Everyone has noticed. Health care has changed. You cannot rely on your health care providers to have your best interest in mind. This is the hard, cold reality of health care in America today. Doctors, nurse practitioners and physician assistants are required to see hundreds of patients a day.
To protect yourself, we have some recommendations. Some seem simple, even silly, but they work.
#1 Take an extra pair of ears.
Something happens to our ability to hear when a person in a white coat or scrubs begins to talk. We seem to hear a buzzing in our ears and we do not hear the advice given.
Designate someone to go with you to all physician visits. Instruct that person that you are relying on them to listen to what the healthcare providers are saying. This buddy system will work for friends or family. If you are married, schedule your appointments together with the same doctor.
#2 Take a notepad and take notes.
Try this experiment next time you go to the doctor: As soon as he/she walks in the door start writing. It will be awkward at first but it can become a habit.
You will find that the nurse or doctor seems to be more attentive to you, explaining health information in more detail, if they think you are writing everything down. And, you have notes when you get home of what was said and done during your visit.
My first time at this, I wrote down the time the doctor walked in, my blood pressure that he took, and the time he walked out. That is all I wrote but the doctor was so much more attentive, spelling medical words for me, even writing on my notes himself when I was struggled to get the name of the cardiac condition he said my mother had.
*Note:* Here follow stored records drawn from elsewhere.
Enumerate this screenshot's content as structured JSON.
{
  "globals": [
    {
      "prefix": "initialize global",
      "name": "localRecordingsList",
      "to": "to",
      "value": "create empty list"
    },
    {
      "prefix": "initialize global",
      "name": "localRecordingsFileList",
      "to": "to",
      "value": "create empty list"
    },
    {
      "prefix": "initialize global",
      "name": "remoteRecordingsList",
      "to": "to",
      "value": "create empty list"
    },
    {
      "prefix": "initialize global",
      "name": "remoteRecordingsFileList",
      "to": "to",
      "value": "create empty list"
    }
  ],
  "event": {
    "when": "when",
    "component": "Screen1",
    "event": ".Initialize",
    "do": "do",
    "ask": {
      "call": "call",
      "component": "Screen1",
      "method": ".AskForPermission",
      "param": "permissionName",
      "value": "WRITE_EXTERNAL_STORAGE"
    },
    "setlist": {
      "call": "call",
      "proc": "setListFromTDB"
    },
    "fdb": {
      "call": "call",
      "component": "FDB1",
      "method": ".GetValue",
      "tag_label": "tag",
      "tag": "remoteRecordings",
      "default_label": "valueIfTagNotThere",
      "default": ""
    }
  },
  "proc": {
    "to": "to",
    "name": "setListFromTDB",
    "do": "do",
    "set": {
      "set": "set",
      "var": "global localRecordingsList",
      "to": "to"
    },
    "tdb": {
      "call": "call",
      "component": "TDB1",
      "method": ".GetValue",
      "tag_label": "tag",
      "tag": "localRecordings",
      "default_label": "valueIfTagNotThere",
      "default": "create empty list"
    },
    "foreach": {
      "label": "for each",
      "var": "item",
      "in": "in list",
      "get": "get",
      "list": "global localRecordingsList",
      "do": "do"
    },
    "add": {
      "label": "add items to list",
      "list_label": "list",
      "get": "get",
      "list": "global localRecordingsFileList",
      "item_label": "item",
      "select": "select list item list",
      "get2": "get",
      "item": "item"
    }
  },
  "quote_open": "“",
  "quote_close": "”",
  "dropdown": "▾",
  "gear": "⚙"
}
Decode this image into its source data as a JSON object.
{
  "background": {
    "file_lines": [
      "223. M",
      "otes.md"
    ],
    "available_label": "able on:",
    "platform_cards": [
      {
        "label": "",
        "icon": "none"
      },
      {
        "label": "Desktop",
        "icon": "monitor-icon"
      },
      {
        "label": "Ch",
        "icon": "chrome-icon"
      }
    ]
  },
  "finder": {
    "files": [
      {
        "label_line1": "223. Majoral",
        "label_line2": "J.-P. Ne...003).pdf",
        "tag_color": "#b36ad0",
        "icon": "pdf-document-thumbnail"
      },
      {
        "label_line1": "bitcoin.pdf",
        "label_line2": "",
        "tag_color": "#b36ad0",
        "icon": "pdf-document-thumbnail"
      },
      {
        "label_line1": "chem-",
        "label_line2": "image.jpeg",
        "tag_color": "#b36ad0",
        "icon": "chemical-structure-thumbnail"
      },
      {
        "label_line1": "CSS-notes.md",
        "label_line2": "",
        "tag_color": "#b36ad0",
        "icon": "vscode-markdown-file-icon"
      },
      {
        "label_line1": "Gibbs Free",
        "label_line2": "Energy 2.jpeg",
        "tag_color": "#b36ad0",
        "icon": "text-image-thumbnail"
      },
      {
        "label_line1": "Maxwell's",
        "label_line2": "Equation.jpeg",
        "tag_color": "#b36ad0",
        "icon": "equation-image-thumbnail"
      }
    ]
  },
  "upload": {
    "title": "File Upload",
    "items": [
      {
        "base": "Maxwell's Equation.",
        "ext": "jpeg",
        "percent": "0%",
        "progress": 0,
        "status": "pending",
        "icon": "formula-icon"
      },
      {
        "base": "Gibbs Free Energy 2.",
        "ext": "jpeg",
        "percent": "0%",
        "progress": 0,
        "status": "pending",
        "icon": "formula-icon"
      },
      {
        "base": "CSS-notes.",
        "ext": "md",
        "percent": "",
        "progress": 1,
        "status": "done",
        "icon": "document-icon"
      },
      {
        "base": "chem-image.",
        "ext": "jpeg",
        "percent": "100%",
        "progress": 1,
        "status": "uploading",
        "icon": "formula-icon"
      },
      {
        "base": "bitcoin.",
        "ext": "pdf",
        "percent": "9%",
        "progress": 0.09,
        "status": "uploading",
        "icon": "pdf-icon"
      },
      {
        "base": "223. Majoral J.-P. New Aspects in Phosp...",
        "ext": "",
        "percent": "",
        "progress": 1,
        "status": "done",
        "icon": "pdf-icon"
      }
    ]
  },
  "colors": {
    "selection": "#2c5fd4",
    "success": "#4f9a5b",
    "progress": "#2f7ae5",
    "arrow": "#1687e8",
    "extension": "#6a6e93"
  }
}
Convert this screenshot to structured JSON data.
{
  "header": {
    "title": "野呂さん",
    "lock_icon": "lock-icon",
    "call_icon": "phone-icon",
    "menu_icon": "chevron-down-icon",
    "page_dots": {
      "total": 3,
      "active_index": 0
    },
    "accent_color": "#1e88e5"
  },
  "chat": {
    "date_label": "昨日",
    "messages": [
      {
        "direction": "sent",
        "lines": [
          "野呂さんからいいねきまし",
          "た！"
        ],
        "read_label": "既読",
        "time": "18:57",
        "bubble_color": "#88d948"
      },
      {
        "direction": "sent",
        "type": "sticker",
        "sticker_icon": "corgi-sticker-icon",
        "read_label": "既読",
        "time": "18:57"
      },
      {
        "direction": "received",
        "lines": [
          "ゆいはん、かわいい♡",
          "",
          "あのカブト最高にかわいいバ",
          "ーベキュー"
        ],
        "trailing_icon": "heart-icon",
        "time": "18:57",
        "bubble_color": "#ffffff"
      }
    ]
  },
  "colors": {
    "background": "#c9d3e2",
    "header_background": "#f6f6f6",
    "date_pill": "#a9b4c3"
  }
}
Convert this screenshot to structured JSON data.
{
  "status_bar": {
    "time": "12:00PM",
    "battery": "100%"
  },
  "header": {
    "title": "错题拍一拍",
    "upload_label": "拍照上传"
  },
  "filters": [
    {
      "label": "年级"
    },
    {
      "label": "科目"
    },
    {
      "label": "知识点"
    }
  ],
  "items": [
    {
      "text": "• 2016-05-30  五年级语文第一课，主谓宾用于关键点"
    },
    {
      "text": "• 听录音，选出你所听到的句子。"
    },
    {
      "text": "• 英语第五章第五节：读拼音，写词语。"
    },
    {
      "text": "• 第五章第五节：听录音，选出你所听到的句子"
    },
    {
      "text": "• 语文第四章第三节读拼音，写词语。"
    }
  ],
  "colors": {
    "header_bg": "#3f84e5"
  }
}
#3 Go into every meeting with a health care provider with a list of questions and make sure you get answers to your questions before you leave.
How many times have you come out of the doctor’s office and said, “Darn, I forgot to ask him about……….?” Go prepared.
Is there anything more important than your health? Make your list of questions ahead of time on the same pad of paper you are going to take notes on. And speak up! Don’t be embarrassed or intimidated. If you don’t know, ask.
Don’t let the health care provider leave your room until you have the answers to your questions.
#4 Ask for your own copy of test results.
Don’t rely on the interpretation of a healthcare provider who cannot even remember your name. Plus, getting copies of the test results yourself helps you to better understand and know your body.
#5 Leave their germs with them.
Everything you touch in hospitals has germs! Always wash your hands or bring your own sanitizer. I even take my own Lysol wipes in a zip lock bag.
Ask every health care provider who touches you if they have washed their hands. This seems silly, but the infection rate in hospitals has skyrocketed and where do “superbugs originate?” Health care facilities.
#6 Ask to read your own chart.
You have the right to read your own chart. After she checks your vital signs and leaves you, the nurse usually takes your chart with her. Ask her to leave it so you can read what all these people are charting about you.
This is a little harder with electronic medical records. However, electronic medical records make it easier for the healthcare providers to print you a copy as you leave that day.
#7 Research your doctors.
We research every important purchase we make, why not our doctors too?
Information is available online at www.indianapcf.com regarding malpractice claims filed against Indiana healthcare providers. And Google can help you learn where the doctor was trained, whether he is board certified in the area of specialty you need, whether he has ever had a drug or alcohol problem himself, or if his license has been suspended, etc.
#8 Just say NO.
Before surgery, use a marker or ink pen and write “NO” on the body part or limb not involved in the surgery. That sounds silly, but it might save you from having the wrong knee operated on!
#9 Carry your living will and healthcare directive with you in your wallet or purse at all times.
These are important papers. You never know when or if you are going to need them. Make them as small as you can and make sure you have them with you at all times. Even better, scan them and save them on your phone.
Designate whom you want making health care decisions for you if you are incapacitated.
#10 Index card please!
Get an index card. Write all of your medications, the dosages, and why you take the medication. And carry this with you at all times. This keeps you from having to rely on your own memory.
Keep the card updated. When the nurse asks you what medications you are on, you don’t have to try to think under pressure. Hand them the card.
As patients we must take responsibility for our safety. These are simple but effective measures you can take the next time you or a loved one visits the doctor or hospital to do just that. Have you been injured as a result of medical malpractice? Every Indiana medical malpractice lawyer at Christie Farrell Lee & Bell has experience and can help you explore your options.